>>>>>

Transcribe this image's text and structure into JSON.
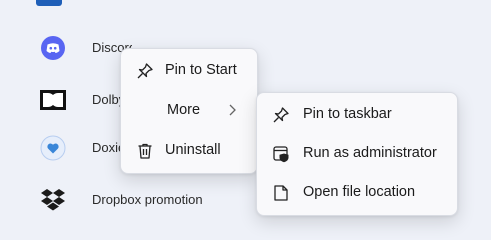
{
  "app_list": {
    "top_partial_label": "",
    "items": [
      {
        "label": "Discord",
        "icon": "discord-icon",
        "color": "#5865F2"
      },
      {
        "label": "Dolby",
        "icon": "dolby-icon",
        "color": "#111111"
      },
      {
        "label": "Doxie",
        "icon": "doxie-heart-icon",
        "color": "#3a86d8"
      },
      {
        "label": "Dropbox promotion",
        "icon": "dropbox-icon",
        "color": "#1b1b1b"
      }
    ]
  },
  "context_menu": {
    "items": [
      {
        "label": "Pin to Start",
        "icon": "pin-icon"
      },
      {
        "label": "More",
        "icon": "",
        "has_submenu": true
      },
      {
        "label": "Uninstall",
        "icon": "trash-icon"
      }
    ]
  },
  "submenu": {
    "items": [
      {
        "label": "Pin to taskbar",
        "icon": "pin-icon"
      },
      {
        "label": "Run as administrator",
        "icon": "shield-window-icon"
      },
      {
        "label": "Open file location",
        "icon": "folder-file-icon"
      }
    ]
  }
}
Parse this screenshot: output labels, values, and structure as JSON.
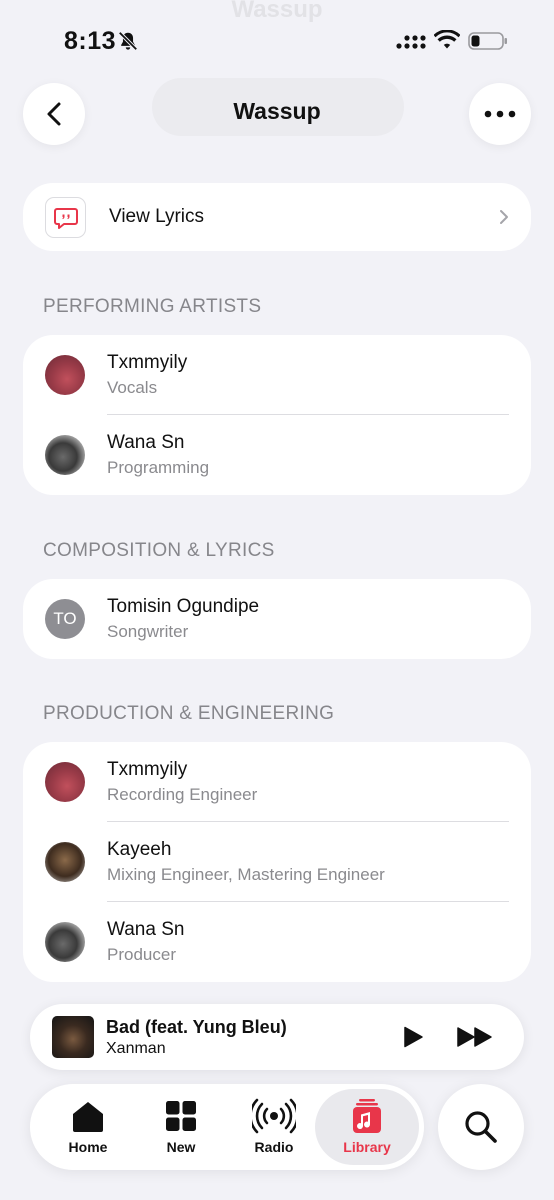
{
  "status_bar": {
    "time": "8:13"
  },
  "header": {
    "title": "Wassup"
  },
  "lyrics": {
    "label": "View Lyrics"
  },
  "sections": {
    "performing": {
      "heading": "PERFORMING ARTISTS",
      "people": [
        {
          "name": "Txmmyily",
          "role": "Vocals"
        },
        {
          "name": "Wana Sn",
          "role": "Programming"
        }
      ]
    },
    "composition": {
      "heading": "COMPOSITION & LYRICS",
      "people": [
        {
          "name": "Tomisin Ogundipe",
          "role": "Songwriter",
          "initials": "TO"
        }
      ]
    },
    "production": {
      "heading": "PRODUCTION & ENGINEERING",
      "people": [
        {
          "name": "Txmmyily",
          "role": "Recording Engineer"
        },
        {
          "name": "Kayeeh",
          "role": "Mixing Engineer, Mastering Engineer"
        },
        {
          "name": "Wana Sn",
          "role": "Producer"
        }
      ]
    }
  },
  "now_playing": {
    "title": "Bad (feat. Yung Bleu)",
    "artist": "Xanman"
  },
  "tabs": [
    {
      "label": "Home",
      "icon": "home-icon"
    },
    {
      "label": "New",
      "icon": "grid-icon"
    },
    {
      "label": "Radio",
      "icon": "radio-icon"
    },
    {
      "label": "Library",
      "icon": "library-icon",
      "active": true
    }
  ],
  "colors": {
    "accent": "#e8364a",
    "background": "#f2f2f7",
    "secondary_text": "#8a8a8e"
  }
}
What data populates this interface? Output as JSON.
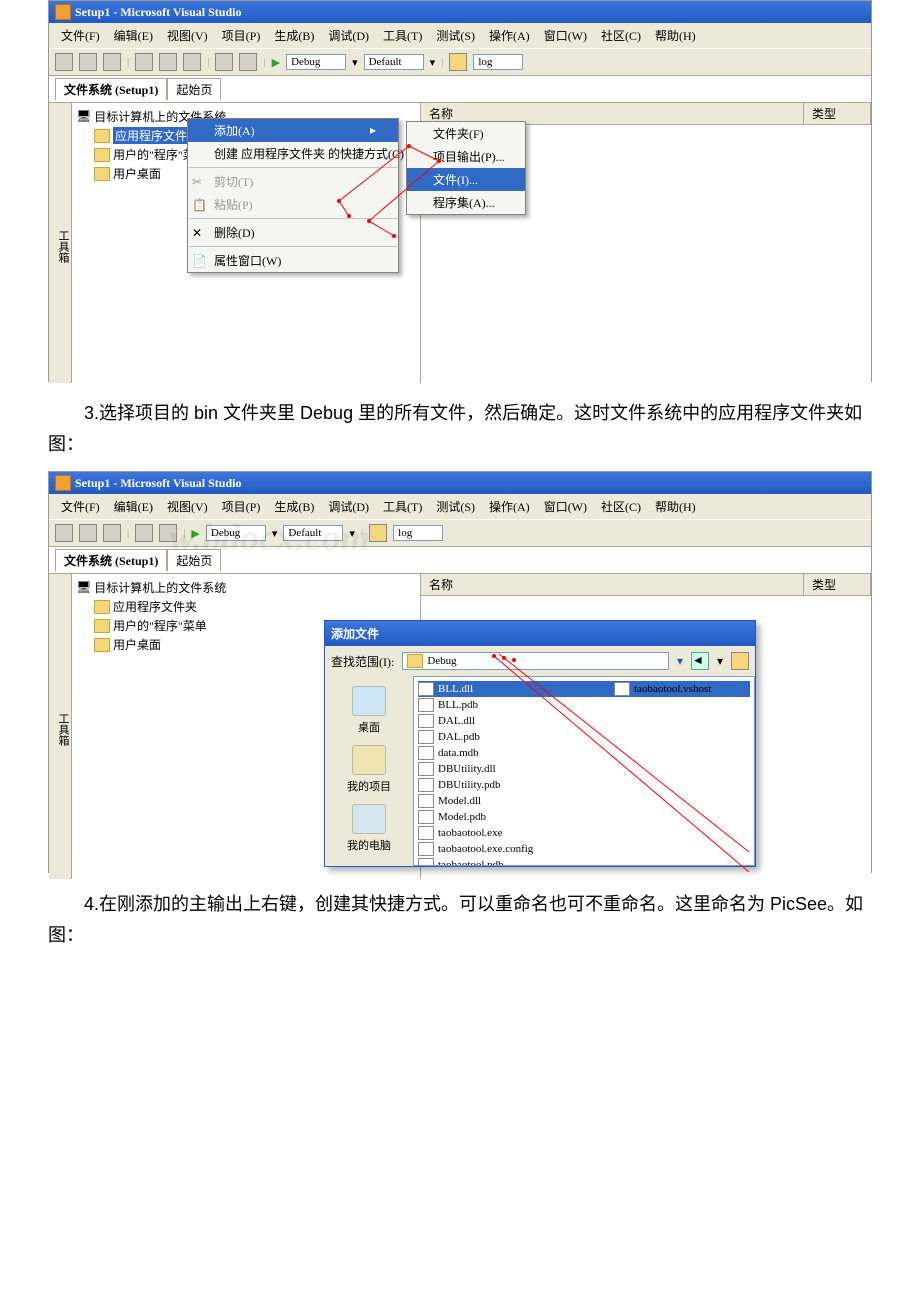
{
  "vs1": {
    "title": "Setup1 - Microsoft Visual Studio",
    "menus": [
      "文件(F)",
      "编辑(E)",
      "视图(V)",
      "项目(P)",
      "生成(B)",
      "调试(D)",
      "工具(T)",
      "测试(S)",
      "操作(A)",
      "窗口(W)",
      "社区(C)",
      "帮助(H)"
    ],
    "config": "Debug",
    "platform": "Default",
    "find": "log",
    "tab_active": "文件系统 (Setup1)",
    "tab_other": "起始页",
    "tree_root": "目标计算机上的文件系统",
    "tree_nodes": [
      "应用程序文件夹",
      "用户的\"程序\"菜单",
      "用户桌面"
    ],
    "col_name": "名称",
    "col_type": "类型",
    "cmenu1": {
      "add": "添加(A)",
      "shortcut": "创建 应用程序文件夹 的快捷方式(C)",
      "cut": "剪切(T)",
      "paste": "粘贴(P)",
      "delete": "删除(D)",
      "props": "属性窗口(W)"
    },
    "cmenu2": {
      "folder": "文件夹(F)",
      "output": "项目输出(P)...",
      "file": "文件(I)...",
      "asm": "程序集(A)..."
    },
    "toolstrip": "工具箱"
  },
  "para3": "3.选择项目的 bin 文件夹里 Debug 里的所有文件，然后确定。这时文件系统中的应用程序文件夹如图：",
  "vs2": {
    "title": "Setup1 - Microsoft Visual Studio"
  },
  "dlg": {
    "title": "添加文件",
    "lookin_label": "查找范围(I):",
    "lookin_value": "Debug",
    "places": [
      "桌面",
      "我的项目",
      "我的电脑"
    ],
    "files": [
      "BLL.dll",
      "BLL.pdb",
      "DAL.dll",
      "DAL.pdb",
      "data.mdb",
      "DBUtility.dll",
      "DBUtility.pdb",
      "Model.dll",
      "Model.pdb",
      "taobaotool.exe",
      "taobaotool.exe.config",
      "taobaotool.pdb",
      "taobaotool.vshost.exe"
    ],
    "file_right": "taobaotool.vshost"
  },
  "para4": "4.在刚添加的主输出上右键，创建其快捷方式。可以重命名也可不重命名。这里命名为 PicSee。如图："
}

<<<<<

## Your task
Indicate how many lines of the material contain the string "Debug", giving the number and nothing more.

## Solution below
3